Dataset entries below:

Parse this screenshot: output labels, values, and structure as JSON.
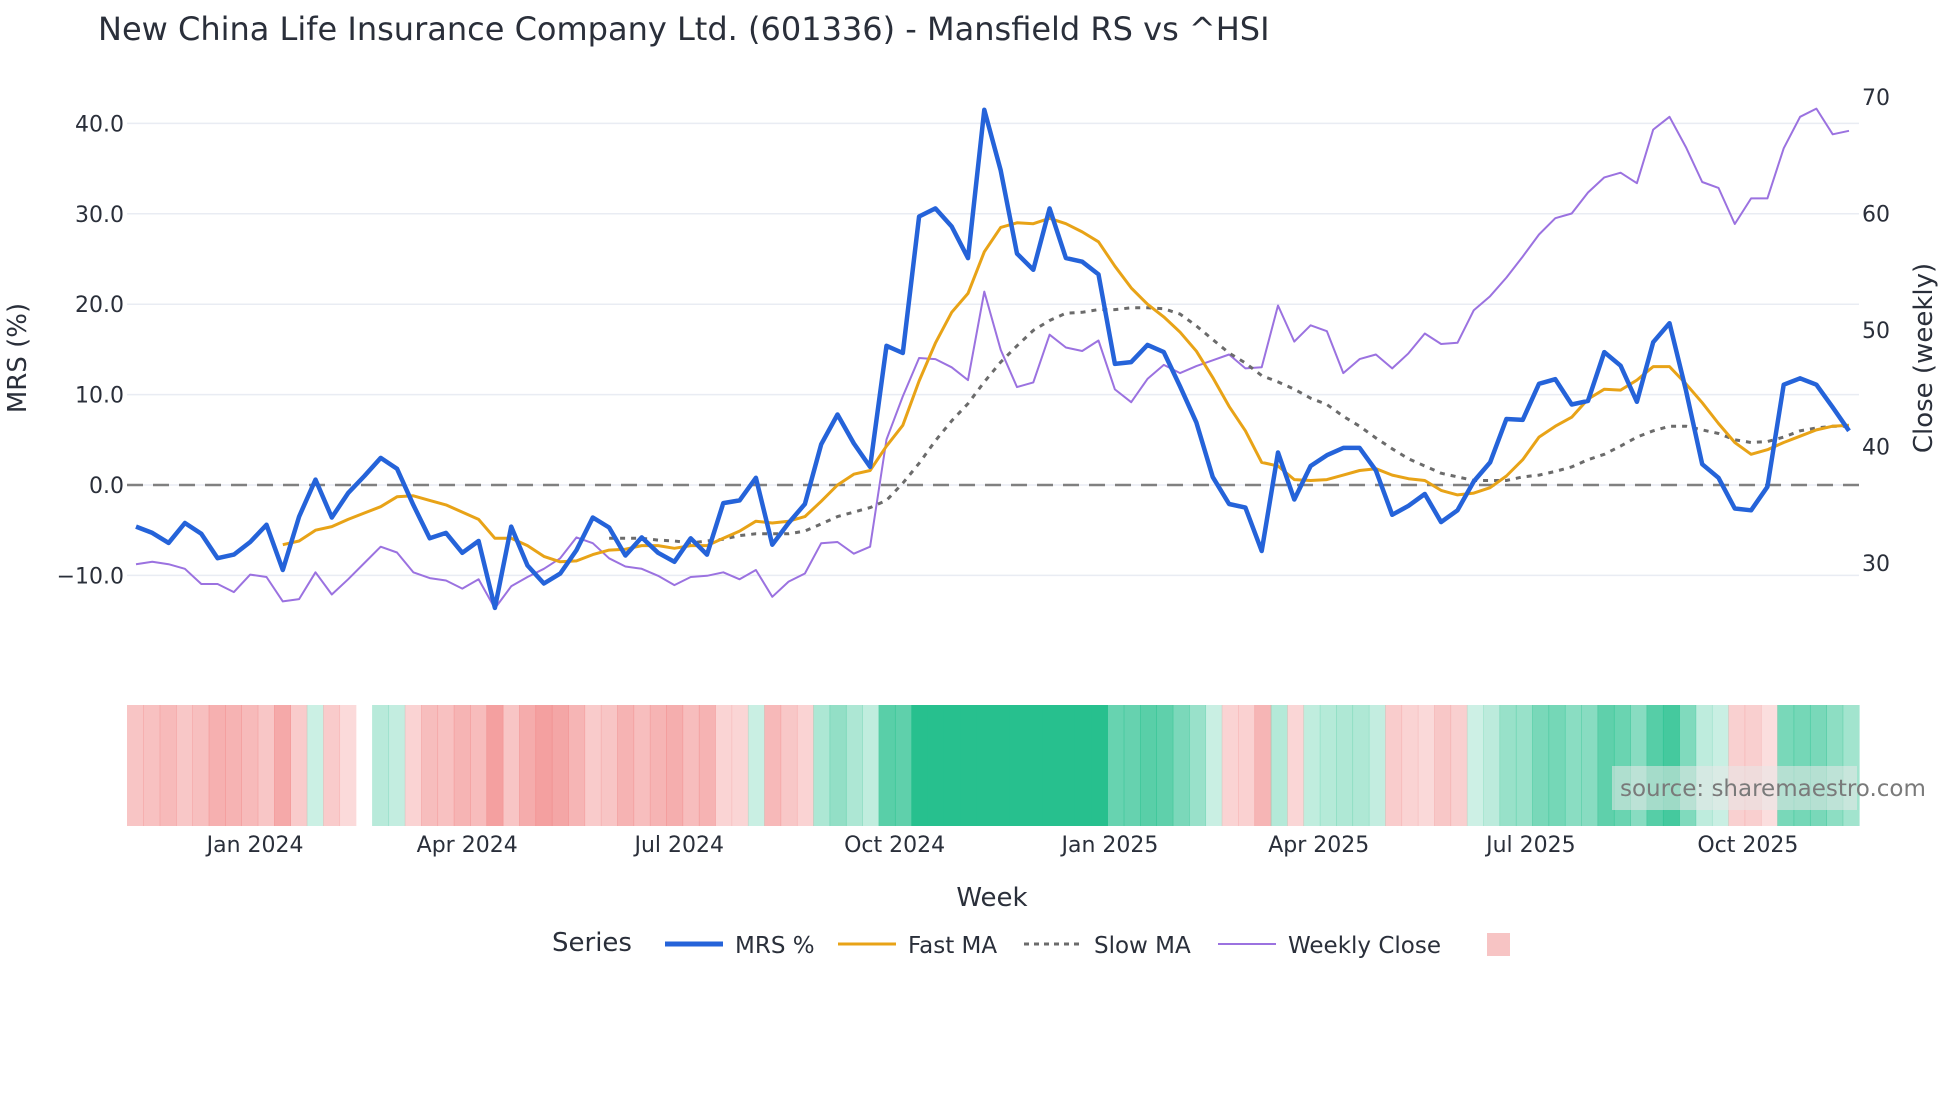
{
  "chart_data": {
    "type": "line",
    "title": "New China Life Insurance Company Ltd. (601336) - Mansfield RS vs ^HSI",
    "xlabel": "Week",
    "ylabel": "MRS (%)",
    "y2label": "Close (weekly)",
    "ylim": [
      -12.5,
      43
    ],
    "y2lim": [
      24.5,
      72
    ],
    "yticks": [
      "40.0",
      "30.0",
      "20.0",
      "10.0",
      "0.0",
      "−10.0"
    ],
    "ytick_values": [
      40,
      30,
      20,
      10,
      0,
      -10
    ],
    "y2ticks": [
      "70",
      "60",
      "50",
      "40",
      "30"
    ],
    "y2tick_values": [
      70,
      60,
      50,
      40,
      30
    ],
    "xticks": [
      "Jan 2024",
      "Apr 2024",
      "Jul 2024",
      "Oct 2024",
      "Jan 2025",
      "Apr 2025",
      "Jul 2025",
      "Oct 2025"
    ],
    "xtick_week_index": [
      7.3,
      20.3,
      33.3,
      46.5,
      59.7,
      72.5,
      85.5,
      98.8
    ],
    "weeks": 106,
    "zero_line": 0,
    "grid": true,
    "legend_title": "Series",
    "legend_placement": "bottom-center",
    "annotation": "source: sharemaestro.com",
    "colors": {
      "mrs": "#2563d9",
      "fast": "#e8a317",
      "slow": "#6b6b6b",
      "close": "#9b72e0",
      "pos": "#27c08e",
      "neg": "#f08080"
    },
    "series": [
      {
        "name": "MRS %",
        "axis": "left",
        "values": [
          -4.6,
          -5.3,
          -6.4,
          -4.2,
          -5.4,
          -8.1,
          -7.7,
          -6.3,
          -4.4,
          -9.4,
          -3.5,
          0.6,
          -3.6,
          -0.9,
          1.0,
          3.0,
          1.8,
          -2.2,
          -5.9,
          -5.3,
          -7.5,
          -6.2,
          -13.6,
          -4.6,
          -8.9,
          -10.9,
          -9.8,
          -7.2,
          -3.6,
          -4.7,
          -7.8,
          -5.8,
          -7.5,
          -8.5,
          -5.9,
          -7.7,
          -2.0,
          -1.7,
          0.8,
          -6.6,
          -4.2,
          -2.1,
          4.5,
          7.8,
          4.6,
          2.0,
          15.4,
          14.6,
          29.7,
          30.6,
          28.6,
          25.1,
          41.5,
          34.8,
          25.6,
          23.8,
          30.6,
          25.1,
          24.7,
          23.3,
          13.4,
          13.6,
          15.5,
          14.7,
          10.9,
          6.9,
          0.9,
          -2.1,
          -2.5,
          -7.3,
          3.6,
          -1.6,
          2.1,
          3.3,
          4.1,
          4.1,
          1.6,
          -3.3,
          -2.3,
          -1.0,
          -4.1,
          -2.8,
          0.4,
          2.5,
          7.3,
          7.2,
          11.2,
          11.7,
          8.9,
          9.3,
          14.7,
          13.2,
          9.2,
          15.8,
          17.9,
          10.5,
          2.3,
          0.8,
          -2.6,
          -2.8,
          -0.2,
          11.1,
          11.8,
          11.1,
          8.6,
          6.0
        ]
      },
      {
        "name": "Fast MA",
        "axis": "left",
        "values": [
          -6.6,
          -6.2,
          -5.0,
          -4.6,
          -3.8,
          -3.1,
          -2.4,
          -1.3,
          -1.2,
          -1.7,
          -2.2,
          -3.0,
          -3.8,
          -5.9,
          -5.9,
          -6.7,
          -7.9,
          -8.5,
          -8.4,
          -7.7,
          -7.2,
          -7.1,
          -6.7,
          -6.7,
          -7.0,
          -6.7,
          -6.7,
          -5.9,
          -5.1,
          -4.0,
          -4.2,
          -4.0,
          -3.5,
          -1.8,
          0.0,
          1.2,
          1.6,
          4.3,
          6.6,
          11.5,
          15.7,
          19.1,
          21.2,
          25.8,
          28.5,
          29.0,
          28.9,
          29.5,
          28.9,
          28.0,
          26.9,
          24.2,
          21.8,
          20.0,
          18.6,
          16.9,
          14.8,
          11.9,
          8.7,
          6.0,
          2.5,
          2.1,
          0.6,
          0.5,
          0.6,
          1.1,
          1.6,
          1.8,
          1.1,
          0.7,
          0.5,
          -0.6,
          -1.1,
          -0.9,
          -0.3,
          1.0,
          2.8,
          5.3,
          6.5,
          7.5,
          9.5,
          10.6,
          10.5,
          11.6,
          13.1,
          13.1,
          11.2,
          9.1,
          6.8,
          4.7,
          3.4,
          3.9,
          4.7,
          5.4,
          6.1,
          6.5,
          6.6
        ]
      },
      {
        "name": "Slow MA",
        "axis": "left",
        "values": [
          -5.9,
          -5.9,
          -5.9,
          -6.1,
          -6.2,
          -6.4,
          -6.2,
          -6.0,
          -5.6,
          -5.4,
          -5.4,
          -5.4,
          -5.1,
          -4.3,
          -3.5,
          -3.0,
          -2.5,
          -1.7,
          0.2,
          2.4,
          4.9,
          7.1,
          9.0,
          11.4,
          13.6,
          15.4,
          17.1,
          18.2,
          19.0,
          19.1,
          19.4,
          19.4,
          19.6,
          19.6,
          19.5,
          18.9,
          17.6,
          16.1,
          14.6,
          13.5,
          12.1,
          11.4,
          10.6,
          9.6,
          8.9,
          7.6,
          6.5,
          5.2,
          4.0,
          2.9,
          2.1,
          1.3,
          0.9,
          0.5,
          0.5,
          0.5,
          0.9,
          1.1,
          1.5,
          2.0,
          2.8,
          3.4,
          4.3,
          5.3,
          6.0,
          6.5,
          6.5,
          6.1,
          5.7,
          5.0,
          4.7,
          4.8,
          5.3,
          6.0,
          6.3,
          6.5,
          6.5
        ]
      },
      {
        "name": "Weekly Close",
        "axis": "right",
        "values": [
          29.9,
          30.1,
          29.9,
          29.5,
          28.2,
          28.2,
          27.5,
          29.0,
          28.8,
          26.7,
          26.9,
          29.2,
          27.3,
          28.6,
          30.0,
          31.4,
          30.9,
          29.2,
          28.7,
          28.5,
          27.8,
          28.6,
          26.1,
          28.0,
          28.8,
          29.5,
          30.4,
          32.2,
          31.7,
          30.4,
          29.7,
          29.5,
          28.9,
          28.1,
          28.8,
          28.9,
          29.2,
          28.6,
          29.4,
          27.1,
          28.4,
          29.1,
          31.7,
          31.8,
          30.8,
          31.4,
          40.6,
          44.3,
          47.6,
          47.5,
          46.8,
          45.7,
          53.3,
          48.3,
          45.1,
          45.5,
          49.6,
          48.5,
          48.2,
          49.1,
          44.9,
          43.8,
          45.8,
          47.0,
          46.3,
          46.9,
          47.4,
          47.9,
          46.7,
          46.8,
          52.1,
          49.0,
          50.4,
          49.9,
          46.3,
          47.5,
          47.9,
          46.7,
          48.0,
          49.7,
          48.8,
          48.9,
          51.7,
          52.9,
          54.5,
          56.3,
          58.2,
          59.6,
          60.0,
          61.8,
          63.1,
          63.5,
          62.6,
          67.2,
          68.3,
          65.7,
          62.7,
          62.2,
          59.1,
          61.3,
          61.3,
          65.6,
          68.3,
          69.0,
          66.8,
          67.1
        ]
      }
    ],
    "heatmap": {
      "source": "MRS %",
      "missing_week_index": [
        14
      ]
    }
  }
}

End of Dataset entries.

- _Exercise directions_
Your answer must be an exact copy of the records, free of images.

- _Solution to the problem_
Parse this screenshot: output labels, values, and structure as JSON.
{
  "chart_data": {
    "type": "line",
    "title": "New China Life Insurance Company Ltd. (601336) - Mansfield RS vs ^HSI",
    "xlabel": "Week",
    "ylabel": "MRS (%)",
    "y2label": "Close (weekly)",
    "ylim": [
      -12.5,
      43
    ],
    "y2lim": [
      24.5,
      72
    ],
    "yticks": [
      "40.0",
      "30.0",
      "20.0",
      "10.0",
      "0.0",
      "−10.0"
    ],
    "ytick_values": [
      40,
      30,
      20,
      10,
      0,
      -10
    ],
    "y2ticks": [
      "70",
      "60",
      "50",
      "40",
      "30"
    ],
    "y2tick_values": [
      70,
      60,
      50,
      40,
      30
    ],
    "xticks": [
      "Jan 2024",
      "Apr 2024",
      "Jul 2024",
      "Oct 2024",
      "Jan 2025",
      "Apr 2025",
      "Jul 2025",
      "Oct 2025"
    ],
    "xtick_week_index": [
      7.3,
      20.3,
      33.3,
      46.5,
      59.7,
      72.5,
      85.5,
      98.8
    ],
    "weeks": 106,
    "zero_line": 0,
    "grid": true,
    "legend_title": "Series",
    "legend_placement": "bottom-center",
    "annotation": "source: sharemaestro.com",
    "colors": {
      "mrs": "#2563d9",
      "fast": "#e8a317",
      "slow": "#6b6b6b",
      "close": "#9b72e0",
      "pos": "#27c08e",
      "neg": "#f08080"
    },
    "series": [
      {
        "name": "MRS %",
        "axis": "left",
        "values": [
          -4.6,
          -5.3,
          -6.4,
          -4.2,
          -5.4,
          -8.1,
          -7.7,
          -6.3,
          -4.4,
          -9.4,
          -3.5,
          0.6,
          -3.6,
          -0.9,
          1.0,
          3.0,
          1.8,
          -2.2,
          -5.9,
          -5.3,
          -7.5,
          -6.2,
          -13.6,
          -4.6,
          -8.9,
          -10.9,
          -9.8,
          -7.2,
          -3.6,
          -4.7,
          -7.8,
          -5.8,
          -7.5,
          -8.5,
          -5.9,
          -7.7,
          -2.0,
          -1.7,
          0.8,
          -6.6,
          -4.2,
          -2.1,
          4.5,
          7.8,
          4.6,
          2.0,
          15.4,
          14.6,
          29.7,
          30.6,
          28.6,
          25.1,
          41.5,
          34.8,
          25.6,
          23.8,
          30.6,
          25.1,
          24.7,
          23.3,
          13.4,
          13.6,
          15.5,
          14.7,
          10.9,
          6.9,
          0.9,
          -2.1,
          -2.5,
          -7.3,
          3.6,
          -1.6,
          2.1,
          3.3,
          4.1,
          4.1,
          1.6,
          -3.3,
          -2.3,
          -1.0,
          -4.1,
          -2.8,
          0.4,
          2.5,
          7.3,
          7.2,
          11.2,
          11.7,
          8.9,
          9.3,
          14.7,
          13.2,
          9.2,
          15.8,
          17.9,
          10.5,
          2.3,
          0.8,
          -2.6,
          -2.8,
          -0.2,
          11.1,
          11.8,
          11.1,
          8.6,
          6.0
        ]
      },
      {
        "name": "Fast MA",
        "axis": "left",
        "values": [
          -6.6,
          -6.2,
          -5.0,
          -4.6,
          -3.8,
          -3.1,
          -2.4,
          -1.3,
          -1.2,
          -1.7,
          -2.2,
          -3.0,
          -3.8,
          -5.9,
          -5.9,
          -6.7,
          -7.9,
          -8.5,
          -8.4,
          -7.7,
          -7.2,
          -7.1,
          -6.7,
          -6.7,
          -7.0,
          -6.7,
          -6.7,
          -5.9,
          -5.1,
          -4.0,
          -4.2,
          -4.0,
          -3.5,
          -1.8,
          0.0,
          1.2,
          1.6,
          4.3,
          6.6,
          11.5,
          15.7,
          19.1,
          21.2,
          25.8,
          28.5,
          29.0,
          28.9,
          29.5,
          28.9,
          28.0,
          26.9,
          24.2,
          21.8,
          20.0,
          18.6,
          16.9,
          14.8,
          11.9,
          8.7,
          6.0,
          2.5,
          2.1,
          0.6,
          0.5,
          0.6,
          1.1,
          1.6,
          1.8,
          1.1,
          0.7,
          0.5,
          -0.6,
          -1.1,
          -0.9,
          -0.3,
          1.0,
          2.8,
          5.3,
          6.5,
          7.5,
          9.5,
          10.6,
          10.5,
          11.6,
          13.1,
          13.1,
          11.2,
          9.1,
          6.8,
          4.7,
          3.4,
          3.9,
          4.7,
          5.4,
          6.1,
          6.5,
          6.6
        ]
      },
      {
        "name": "Slow MA",
        "axis": "left",
        "values": [
          -5.9,
          -5.9,
          -5.9,
          -6.1,
          -6.2,
          -6.4,
          -6.2,
          -6.0,
          -5.6,
          -5.4,
          -5.4,
          -5.4,
          -5.1,
          -4.3,
          -3.5,
          -3.0,
          -2.5,
          -1.7,
          0.2,
          2.4,
          4.9,
          7.1,
          9.0,
          11.4,
          13.6,
          15.4,
          17.1,
          18.2,
          19.0,
          19.1,
          19.4,
          19.4,
          19.6,
          19.6,
          19.5,
          18.9,
          17.6,
          16.1,
          14.6,
          13.5,
          12.1,
          11.4,
          10.6,
          9.6,
          8.9,
          7.6,
          6.5,
          5.2,
          4.0,
          2.9,
          2.1,
          1.3,
          0.9,
          0.5,
          0.5,
          0.5,
          0.9,
          1.1,
          1.5,
          2.0,
          2.8,
          3.4,
          4.3,
          5.3,
          6.0,
          6.5,
          6.5,
          6.1,
          5.7,
          5.0,
          4.7,
          4.8,
          5.3,
          6.0,
          6.3,
          6.5,
          6.5
        ]
      },
      {
        "name": "Weekly Close",
        "axis": "right",
        "values": [
          29.9,
          30.1,
          29.9,
          29.5,
          28.2,
          28.2,
          27.5,
          29.0,
          28.8,
          26.7,
          26.9,
          29.2,
          27.3,
          28.6,
          30.0,
          31.4,
          30.9,
          29.2,
          28.7,
          28.5,
          27.8,
          28.6,
          26.1,
          28.0,
          28.8,
          29.5,
          30.4,
          32.2,
          31.7,
          30.4,
          29.7,
          29.5,
          28.9,
          28.1,
          28.8,
          28.9,
          29.2,
          28.6,
          29.4,
          27.1,
          28.4,
          29.1,
          31.7,
          31.8,
          30.8,
          31.4,
          40.6,
          44.3,
          47.6,
          47.5,
          46.8,
          45.7,
          53.3,
          48.3,
          45.1,
          45.5,
          49.6,
          48.5,
          48.2,
          49.1,
          44.9,
          43.8,
          45.8,
          47.0,
          46.3,
          46.9,
          47.4,
          47.9,
          46.7,
          46.8,
          52.1,
          49.0,
          50.4,
          49.9,
          46.3,
          47.5,
          47.9,
          46.7,
          48.0,
          49.7,
          48.8,
          48.9,
          51.7,
          52.9,
          54.5,
          56.3,
          58.2,
          59.6,
          60.0,
          61.8,
          63.1,
          63.5,
          62.6,
          67.2,
          68.3,
          65.7,
          62.7,
          62.2,
          59.1,
          61.3,
          61.3,
          65.6,
          68.3,
          69.0,
          66.8,
          67.1
        ]
      }
    ],
    "heatmap": {
      "source": "MRS %",
      "missing_week_index": [
        14
      ]
    }
  }
}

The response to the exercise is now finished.